I was sitting on a plane recently awaiting takeoff, when the pilot came on the intercom and announced that there would be a delay – the plane we were on was not the one originally scheduled for this flight, and the ground crews had fuelled the wrong plane.
Over a hundred passengers rolled their eyes, and then pulled out BlackBerry devices and cell phones. Major thumb typing ensued as colleagues, friends and families were instantly notified of the delay. When we landed, we taxied for a bit, and then parked with nary a terminal in sight.
This time, the pilot told us a disabled plane was occupying our gate, and we had to wait until it was towed away.
And out came the electronics again, even before official permission was granted. After the necessary messages were sent, my seat mates, a pair of globetrotting engineers, amused themselves by comparing their BlackBerry devices.
Each of us had a different model, yet the tips we exchanged worked on all of our units.
From a usability and supportability standpoint, it was wonderful; a new toy doesn’t mean a horrendous learning curve.
Help desks hate having to interrogate users about which model or version of a product they have before a problem can be diagnosed (and users often don’t have the faintest idea, in any case).
From an innovation standpoint, however, it raises important questions. How do vendors improve a product without fouling up the user experience and supportability? I imagine it’s the same way you pet a porcupine: Very, very carefully.

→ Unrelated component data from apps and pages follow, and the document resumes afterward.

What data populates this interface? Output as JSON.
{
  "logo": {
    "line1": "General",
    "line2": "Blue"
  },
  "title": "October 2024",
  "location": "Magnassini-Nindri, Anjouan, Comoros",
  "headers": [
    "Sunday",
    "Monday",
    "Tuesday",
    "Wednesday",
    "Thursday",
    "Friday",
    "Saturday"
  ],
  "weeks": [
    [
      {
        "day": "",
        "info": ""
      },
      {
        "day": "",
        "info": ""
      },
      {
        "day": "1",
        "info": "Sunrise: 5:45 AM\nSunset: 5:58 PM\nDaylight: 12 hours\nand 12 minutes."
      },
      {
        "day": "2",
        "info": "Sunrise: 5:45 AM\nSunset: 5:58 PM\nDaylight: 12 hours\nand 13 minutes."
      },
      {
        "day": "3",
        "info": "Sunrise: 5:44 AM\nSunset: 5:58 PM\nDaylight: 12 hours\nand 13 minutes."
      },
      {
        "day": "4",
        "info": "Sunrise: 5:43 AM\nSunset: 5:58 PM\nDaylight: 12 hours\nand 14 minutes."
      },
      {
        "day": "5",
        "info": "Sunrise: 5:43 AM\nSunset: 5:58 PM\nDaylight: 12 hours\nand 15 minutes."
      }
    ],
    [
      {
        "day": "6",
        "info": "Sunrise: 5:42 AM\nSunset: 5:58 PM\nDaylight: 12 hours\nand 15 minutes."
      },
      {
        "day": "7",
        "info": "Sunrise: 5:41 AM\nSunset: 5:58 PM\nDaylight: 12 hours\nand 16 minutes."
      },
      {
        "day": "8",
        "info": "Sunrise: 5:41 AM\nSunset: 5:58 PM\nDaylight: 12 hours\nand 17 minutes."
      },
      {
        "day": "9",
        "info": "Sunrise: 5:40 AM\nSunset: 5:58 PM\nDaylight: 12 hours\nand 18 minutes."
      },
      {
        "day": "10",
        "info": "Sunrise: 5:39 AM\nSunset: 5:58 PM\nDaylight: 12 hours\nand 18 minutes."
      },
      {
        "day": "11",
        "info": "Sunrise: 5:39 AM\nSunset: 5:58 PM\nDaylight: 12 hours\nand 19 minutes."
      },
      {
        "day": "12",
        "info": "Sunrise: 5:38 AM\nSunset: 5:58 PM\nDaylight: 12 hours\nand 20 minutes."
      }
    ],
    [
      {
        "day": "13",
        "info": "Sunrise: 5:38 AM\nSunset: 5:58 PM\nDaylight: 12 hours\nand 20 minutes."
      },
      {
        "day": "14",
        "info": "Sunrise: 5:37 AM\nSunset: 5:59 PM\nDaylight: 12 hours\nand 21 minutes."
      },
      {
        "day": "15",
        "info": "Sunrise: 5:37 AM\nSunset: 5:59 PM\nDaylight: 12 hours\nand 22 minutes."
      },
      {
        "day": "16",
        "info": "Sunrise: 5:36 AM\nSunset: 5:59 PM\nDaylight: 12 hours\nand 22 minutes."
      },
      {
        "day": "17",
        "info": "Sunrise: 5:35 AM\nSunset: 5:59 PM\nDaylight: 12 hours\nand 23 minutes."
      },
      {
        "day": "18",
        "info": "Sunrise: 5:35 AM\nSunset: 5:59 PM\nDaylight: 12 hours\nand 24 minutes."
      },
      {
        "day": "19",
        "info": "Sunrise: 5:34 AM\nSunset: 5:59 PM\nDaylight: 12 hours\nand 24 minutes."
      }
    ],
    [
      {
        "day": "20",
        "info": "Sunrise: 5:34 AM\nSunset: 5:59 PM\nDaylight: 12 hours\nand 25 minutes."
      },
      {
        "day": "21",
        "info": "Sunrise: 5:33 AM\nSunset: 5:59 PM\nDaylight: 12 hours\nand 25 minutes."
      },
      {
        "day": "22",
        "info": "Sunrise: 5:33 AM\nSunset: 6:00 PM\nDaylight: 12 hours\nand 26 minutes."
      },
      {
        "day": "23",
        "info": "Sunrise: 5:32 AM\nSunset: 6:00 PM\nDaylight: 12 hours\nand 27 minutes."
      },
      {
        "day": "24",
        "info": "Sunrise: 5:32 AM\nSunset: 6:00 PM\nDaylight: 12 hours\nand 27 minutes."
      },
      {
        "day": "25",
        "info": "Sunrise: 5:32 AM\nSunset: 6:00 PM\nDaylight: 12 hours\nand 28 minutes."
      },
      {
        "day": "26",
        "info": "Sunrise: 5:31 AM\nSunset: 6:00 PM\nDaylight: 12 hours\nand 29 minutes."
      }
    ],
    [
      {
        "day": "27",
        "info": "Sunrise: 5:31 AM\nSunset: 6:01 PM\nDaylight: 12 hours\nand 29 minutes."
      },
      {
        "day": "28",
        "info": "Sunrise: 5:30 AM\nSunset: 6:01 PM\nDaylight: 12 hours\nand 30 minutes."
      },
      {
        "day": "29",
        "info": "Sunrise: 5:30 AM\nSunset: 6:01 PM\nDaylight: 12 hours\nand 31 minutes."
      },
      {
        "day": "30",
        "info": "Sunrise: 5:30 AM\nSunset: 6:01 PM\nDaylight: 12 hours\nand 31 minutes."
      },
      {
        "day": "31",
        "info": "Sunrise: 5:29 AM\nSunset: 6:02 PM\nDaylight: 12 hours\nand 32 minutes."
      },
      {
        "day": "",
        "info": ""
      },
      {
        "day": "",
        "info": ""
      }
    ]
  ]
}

When vendors want to “improve” a product as popular as the BlackBerry or Palm — that is, introduce a new model with features compelling enough to make people want to spend more money — they have to tread a fine line. People expect to use such devices without conscious thought, as they do a landline telephone. They expect, for example, to find the zero at the bottom centre of the dial pad.
When manufacturers add MP3 players, games and cameras, they have to work around these constraints, and the result in some cases has been the proverbial dog’s breakfast.
Users typically have one of two reactions to a radical change in a favourite device: “Eek,” or “How cool.” The eek-to-cool ratio will determine whether the new-and-improved product will gain acceptance in the hearts and wallets of users or fade quietly away. The trick to getting consumers to accept radical changes may partly be in the marketing. Nokia has introduced an upscale cell phone it is touting not as a communications device, but as a fashion statement — an expression of elegance. It has no keypad. I want my phone to have a keypad, but an accessory . . . well, I’ll cut it some slack.
But I can’t see my BlackBerry as a fashion statement.
Lynn Greiner is a freelance writer based in Toronto. firstname.lastname@example.org